**Your assignment:** Reproduce every record exactly.

**Data shown:**
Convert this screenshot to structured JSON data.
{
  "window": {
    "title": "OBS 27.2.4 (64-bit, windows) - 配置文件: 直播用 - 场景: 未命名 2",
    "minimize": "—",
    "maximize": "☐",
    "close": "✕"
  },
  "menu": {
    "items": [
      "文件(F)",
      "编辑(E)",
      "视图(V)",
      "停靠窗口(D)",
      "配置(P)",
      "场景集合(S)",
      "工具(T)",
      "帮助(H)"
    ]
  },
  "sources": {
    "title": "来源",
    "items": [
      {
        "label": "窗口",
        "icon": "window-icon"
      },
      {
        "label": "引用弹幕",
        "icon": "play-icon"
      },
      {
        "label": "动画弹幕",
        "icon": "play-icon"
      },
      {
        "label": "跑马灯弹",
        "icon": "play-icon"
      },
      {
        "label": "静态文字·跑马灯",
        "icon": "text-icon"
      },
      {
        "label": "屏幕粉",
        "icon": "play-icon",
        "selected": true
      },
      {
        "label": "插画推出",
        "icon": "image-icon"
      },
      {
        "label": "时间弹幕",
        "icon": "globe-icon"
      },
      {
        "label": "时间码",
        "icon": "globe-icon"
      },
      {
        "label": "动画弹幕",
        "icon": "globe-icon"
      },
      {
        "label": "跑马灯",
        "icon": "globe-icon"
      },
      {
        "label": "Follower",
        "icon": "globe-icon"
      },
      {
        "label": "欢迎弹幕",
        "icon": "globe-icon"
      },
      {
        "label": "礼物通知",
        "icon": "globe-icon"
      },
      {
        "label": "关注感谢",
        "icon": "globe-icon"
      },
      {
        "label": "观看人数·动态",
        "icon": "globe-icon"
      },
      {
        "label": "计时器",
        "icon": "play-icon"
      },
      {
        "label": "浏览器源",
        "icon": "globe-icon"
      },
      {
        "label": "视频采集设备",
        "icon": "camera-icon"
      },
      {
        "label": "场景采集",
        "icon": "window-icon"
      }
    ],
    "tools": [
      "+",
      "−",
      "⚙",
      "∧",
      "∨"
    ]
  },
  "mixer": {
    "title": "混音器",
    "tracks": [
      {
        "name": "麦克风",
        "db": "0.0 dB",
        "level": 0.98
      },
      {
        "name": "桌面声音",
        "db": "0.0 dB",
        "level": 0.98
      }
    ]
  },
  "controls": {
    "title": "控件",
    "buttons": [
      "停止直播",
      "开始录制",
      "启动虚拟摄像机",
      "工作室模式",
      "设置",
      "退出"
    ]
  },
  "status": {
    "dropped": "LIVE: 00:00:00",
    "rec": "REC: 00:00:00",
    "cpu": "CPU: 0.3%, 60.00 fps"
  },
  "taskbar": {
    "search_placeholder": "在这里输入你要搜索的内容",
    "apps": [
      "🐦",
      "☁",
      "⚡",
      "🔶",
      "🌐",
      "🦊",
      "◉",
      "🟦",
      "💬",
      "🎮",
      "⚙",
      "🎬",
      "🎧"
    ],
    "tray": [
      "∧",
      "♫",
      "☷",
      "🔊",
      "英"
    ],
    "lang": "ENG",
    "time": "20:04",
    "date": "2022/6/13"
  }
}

**Task result:**
Convert this screenshot to structured JSON data.
{
  "window": {
    "title": "OBS 27.2.4 (64-bit, windows) - 配置文件: 直播用 - 场景: 未命名 2",
    "minimize": "—",
    "maximize": "☐",
    "close": "✕"
  },
  "menu": {
    "items": [
      "文件(F)",
      "编辑(E)",
      "视图(V)",
      "停靠窗口(D)",
      "配置(P)",
      "场景集合(S)",
      "工具(T)",
      "帮助(H)"
    ]
  },
  "sources": {
    "title": "来源",
    "items": [
      {
        "label": "窗口",
        "icon": "window-icon"
      },
      {
        "label": "引用弹幕",
        "icon": "play-icon"
      },
      {
        "label": "动画弹幕",
        "icon": "play-icon"
      },
      {
        "label": "跑马灯弹",
        "icon": "play-icon"
      },
      {
        "label": "静态文字·跑马灯",
        "icon": "text-icon"
      },
      {
        "label": "屏幕粉",
        "icon": "play-icon",
        "selected": true
      },
      {
        "label": "插画推出",
        "icon": "image-icon"
      },
      {
        "label": "时间弹幕",
        "icon": "globe-icon"
      },
      {
        "label": "时间码",
        "icon": "globe-icon"
      },
      {
        "label": "动画弹幕",
        "icon": "globe-icon"
      },
      {
        "label": "跑马灯",
        "icon": "globe-icon"
      },
      {
        "label": "Follower",
        "icon": "globe-icon"
      },
      {
        "label": "欢迎弹幕",
        "icon": "globe-icon"
      },
      {
        "label": "礼物通知",
        "icon": "globe-icon"
      },
      {
        "label": "关注感谢",
        "icon": "globe-icon"
      },
      {
        "label": "观看人数·动态",
        "icon": "globe-icon"
      },
      {
        "label": "计时器",
        "icon": "play-icon"
      },
      {
        "label": "浏览器源",
        "icon": "globe-icon"
      },
      {
        "label": "视频采集设备",
        "icon": "camera-icon"
      },
      {
        "label": "场景采集",
        "icon": "window-icon"
      }
    ],
    "tools": [
      "+",
      "−",
      "⚙",
      "∧",
      "∨"
    ]
  },
  "mixer": {
    "title": "混音器",
    "tracks": [
      {
        "name": "麦克风",
        "db": "0.0 dB",
        "level": 0.98
      },
      {
        "name": "桌面声音",
        "db": "0.0 dB",
        "level": 0.98
      }
    ]
  },
  "controls": {
    "title": "控件",
    "buttons": [
      "停止直播",
      "开始录制",
      "启动虚拟摄像机",
      "工作室模式",
      "设置",
      "退出"
    ]
  },
  "status": {
    "dropped": "LIVE: 00:00:00",
    "rec": "REC: 00:00:00",
    "cpu": "CPU: 0.3%, 60.00 fps"
  },
  "taskbar": {
    "search_placeholder": "在这里输入你要搜索的内容",
    "apps": [
      "🐦",
      "☁",
      "⚡",
      "🔶",
      "🌐",
      "🦊",
      "◉",
      "🟦",
      "💬",
      "🎮",
      "⚙",
      "🎬",
      "🎧"
    ],
    "tray": [
      "∧",
      "♫",
      "☷",
      "🔊",
      "英"
    ],
    "lang": "ENG",
    "time": "20:04",
    "date": "2022/6/13"
  }
}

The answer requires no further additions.